Records contained in a dataset:
━━━━━━
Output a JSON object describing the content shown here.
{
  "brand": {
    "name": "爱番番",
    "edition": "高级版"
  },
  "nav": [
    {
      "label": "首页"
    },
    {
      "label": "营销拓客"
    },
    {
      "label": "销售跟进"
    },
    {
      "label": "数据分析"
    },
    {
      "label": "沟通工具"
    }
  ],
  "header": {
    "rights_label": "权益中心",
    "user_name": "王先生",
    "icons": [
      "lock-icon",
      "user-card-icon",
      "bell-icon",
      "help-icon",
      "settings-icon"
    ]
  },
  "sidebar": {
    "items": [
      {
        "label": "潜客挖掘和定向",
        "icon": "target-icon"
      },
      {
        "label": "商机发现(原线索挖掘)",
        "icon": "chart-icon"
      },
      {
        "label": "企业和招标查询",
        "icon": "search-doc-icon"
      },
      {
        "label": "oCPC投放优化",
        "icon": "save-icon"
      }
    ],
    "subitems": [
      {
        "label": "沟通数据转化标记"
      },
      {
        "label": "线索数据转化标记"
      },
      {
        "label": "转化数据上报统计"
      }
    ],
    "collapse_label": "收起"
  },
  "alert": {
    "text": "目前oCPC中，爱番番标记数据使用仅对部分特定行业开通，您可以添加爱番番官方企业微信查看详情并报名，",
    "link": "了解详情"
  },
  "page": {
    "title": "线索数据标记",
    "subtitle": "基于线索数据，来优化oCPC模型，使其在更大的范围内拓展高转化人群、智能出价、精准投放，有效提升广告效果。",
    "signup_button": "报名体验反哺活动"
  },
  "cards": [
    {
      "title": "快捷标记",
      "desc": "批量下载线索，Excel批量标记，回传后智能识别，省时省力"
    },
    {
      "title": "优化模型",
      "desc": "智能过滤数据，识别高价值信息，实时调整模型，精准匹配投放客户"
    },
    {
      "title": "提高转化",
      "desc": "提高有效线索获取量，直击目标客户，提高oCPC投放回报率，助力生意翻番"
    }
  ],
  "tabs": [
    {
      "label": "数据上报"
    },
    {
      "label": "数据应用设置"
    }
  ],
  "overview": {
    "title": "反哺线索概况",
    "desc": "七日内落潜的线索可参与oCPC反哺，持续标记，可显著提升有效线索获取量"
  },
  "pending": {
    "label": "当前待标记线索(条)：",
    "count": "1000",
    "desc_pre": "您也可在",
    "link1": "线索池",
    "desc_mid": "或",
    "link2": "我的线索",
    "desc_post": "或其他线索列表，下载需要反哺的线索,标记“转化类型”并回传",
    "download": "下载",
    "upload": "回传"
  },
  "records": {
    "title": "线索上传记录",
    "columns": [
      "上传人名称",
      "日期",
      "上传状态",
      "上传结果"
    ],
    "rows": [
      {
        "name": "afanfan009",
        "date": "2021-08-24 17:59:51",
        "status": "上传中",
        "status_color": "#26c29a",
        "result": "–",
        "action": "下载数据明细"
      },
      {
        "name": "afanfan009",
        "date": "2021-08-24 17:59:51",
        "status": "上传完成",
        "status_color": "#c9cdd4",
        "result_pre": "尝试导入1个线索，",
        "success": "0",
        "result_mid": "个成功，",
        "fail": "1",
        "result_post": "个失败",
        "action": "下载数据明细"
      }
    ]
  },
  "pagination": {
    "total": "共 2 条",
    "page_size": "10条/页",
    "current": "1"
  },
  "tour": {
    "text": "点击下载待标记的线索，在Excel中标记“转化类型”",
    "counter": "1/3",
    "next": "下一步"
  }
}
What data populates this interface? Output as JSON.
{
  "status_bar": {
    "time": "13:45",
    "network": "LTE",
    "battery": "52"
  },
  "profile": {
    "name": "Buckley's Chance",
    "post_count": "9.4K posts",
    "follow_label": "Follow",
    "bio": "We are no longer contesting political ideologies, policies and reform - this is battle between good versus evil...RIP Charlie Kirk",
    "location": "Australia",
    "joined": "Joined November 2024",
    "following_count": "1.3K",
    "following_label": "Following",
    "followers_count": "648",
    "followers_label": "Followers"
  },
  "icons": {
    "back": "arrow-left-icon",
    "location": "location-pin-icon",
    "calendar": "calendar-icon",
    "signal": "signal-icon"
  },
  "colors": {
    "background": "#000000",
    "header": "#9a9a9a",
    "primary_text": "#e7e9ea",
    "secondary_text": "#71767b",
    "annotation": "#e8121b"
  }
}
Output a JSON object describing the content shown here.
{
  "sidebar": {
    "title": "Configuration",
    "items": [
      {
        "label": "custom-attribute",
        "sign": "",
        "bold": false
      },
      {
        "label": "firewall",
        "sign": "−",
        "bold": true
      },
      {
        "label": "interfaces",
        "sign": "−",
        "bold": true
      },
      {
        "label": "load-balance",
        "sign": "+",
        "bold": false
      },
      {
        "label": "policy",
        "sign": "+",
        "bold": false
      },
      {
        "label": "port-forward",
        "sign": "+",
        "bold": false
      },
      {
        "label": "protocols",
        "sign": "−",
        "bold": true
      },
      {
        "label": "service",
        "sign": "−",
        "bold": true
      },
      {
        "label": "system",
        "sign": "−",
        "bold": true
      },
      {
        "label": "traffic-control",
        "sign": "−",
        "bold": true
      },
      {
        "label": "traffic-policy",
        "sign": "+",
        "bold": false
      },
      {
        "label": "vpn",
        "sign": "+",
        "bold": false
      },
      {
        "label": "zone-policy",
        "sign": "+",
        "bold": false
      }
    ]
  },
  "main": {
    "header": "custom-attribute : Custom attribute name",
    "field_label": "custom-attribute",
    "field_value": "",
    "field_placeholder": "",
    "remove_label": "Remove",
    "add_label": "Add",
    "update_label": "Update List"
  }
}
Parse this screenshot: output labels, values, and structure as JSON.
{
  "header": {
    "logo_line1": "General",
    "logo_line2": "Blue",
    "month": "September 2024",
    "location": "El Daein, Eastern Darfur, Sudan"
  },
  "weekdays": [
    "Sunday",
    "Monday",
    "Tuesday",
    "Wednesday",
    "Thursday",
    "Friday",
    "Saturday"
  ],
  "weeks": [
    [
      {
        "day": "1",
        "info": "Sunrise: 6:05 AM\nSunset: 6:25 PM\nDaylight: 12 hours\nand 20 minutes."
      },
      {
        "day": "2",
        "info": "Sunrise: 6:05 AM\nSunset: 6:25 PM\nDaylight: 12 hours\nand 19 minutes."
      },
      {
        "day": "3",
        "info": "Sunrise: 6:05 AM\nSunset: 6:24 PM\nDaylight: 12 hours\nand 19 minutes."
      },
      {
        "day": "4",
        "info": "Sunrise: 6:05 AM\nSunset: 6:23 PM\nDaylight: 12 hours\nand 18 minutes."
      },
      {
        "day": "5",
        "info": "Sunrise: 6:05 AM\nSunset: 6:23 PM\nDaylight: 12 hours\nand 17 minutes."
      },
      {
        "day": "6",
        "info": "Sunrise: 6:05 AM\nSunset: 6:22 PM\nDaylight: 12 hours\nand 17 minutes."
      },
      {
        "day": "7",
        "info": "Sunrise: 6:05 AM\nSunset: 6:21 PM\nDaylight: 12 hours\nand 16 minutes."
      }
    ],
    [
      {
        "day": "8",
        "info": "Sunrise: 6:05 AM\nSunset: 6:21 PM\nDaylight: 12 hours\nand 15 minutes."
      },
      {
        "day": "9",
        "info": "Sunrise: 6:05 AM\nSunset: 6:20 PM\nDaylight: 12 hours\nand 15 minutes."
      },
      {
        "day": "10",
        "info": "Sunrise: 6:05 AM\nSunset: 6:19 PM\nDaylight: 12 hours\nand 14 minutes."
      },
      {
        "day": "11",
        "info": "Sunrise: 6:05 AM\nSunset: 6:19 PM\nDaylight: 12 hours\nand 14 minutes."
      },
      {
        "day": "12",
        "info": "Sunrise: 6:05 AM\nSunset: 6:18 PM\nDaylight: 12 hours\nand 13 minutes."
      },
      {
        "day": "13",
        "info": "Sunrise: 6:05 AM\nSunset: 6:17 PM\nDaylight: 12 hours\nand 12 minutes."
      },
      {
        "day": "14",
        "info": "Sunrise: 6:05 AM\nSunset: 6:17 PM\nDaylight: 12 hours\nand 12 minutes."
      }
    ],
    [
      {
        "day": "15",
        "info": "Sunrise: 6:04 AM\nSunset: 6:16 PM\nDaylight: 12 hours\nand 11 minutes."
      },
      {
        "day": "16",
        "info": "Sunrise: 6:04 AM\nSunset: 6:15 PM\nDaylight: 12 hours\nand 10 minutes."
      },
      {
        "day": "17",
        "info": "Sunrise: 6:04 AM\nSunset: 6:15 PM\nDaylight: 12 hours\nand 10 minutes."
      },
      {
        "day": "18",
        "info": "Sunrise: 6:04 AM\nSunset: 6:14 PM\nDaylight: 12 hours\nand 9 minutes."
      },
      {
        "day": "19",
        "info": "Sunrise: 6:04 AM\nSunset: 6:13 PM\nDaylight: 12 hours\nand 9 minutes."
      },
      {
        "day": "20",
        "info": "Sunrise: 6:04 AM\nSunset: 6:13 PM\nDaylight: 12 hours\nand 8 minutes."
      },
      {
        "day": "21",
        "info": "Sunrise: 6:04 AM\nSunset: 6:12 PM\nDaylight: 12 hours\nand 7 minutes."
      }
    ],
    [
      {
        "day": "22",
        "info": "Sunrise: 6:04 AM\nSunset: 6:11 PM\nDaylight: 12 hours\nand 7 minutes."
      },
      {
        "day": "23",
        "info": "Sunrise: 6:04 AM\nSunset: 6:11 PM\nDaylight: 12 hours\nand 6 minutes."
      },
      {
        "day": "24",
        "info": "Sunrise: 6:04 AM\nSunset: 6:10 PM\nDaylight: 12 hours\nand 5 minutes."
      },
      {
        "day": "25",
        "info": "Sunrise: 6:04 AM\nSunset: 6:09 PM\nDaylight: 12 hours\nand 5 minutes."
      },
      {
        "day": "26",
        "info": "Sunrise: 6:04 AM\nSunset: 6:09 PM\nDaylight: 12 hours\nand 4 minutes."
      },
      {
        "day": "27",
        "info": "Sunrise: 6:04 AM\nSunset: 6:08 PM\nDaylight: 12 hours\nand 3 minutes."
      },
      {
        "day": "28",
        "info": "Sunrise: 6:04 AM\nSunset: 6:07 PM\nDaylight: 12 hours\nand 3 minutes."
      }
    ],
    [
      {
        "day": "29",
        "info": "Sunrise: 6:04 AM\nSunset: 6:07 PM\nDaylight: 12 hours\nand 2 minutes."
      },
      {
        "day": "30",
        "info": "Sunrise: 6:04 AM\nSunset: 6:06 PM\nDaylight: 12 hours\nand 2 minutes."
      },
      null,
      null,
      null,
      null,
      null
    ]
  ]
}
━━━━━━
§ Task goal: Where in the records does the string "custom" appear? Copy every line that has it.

§ Output:
        "label": "custom-attribute",
    "header": "custom-attribute : Custom attribute name",
    "field_label": "custom-attribute",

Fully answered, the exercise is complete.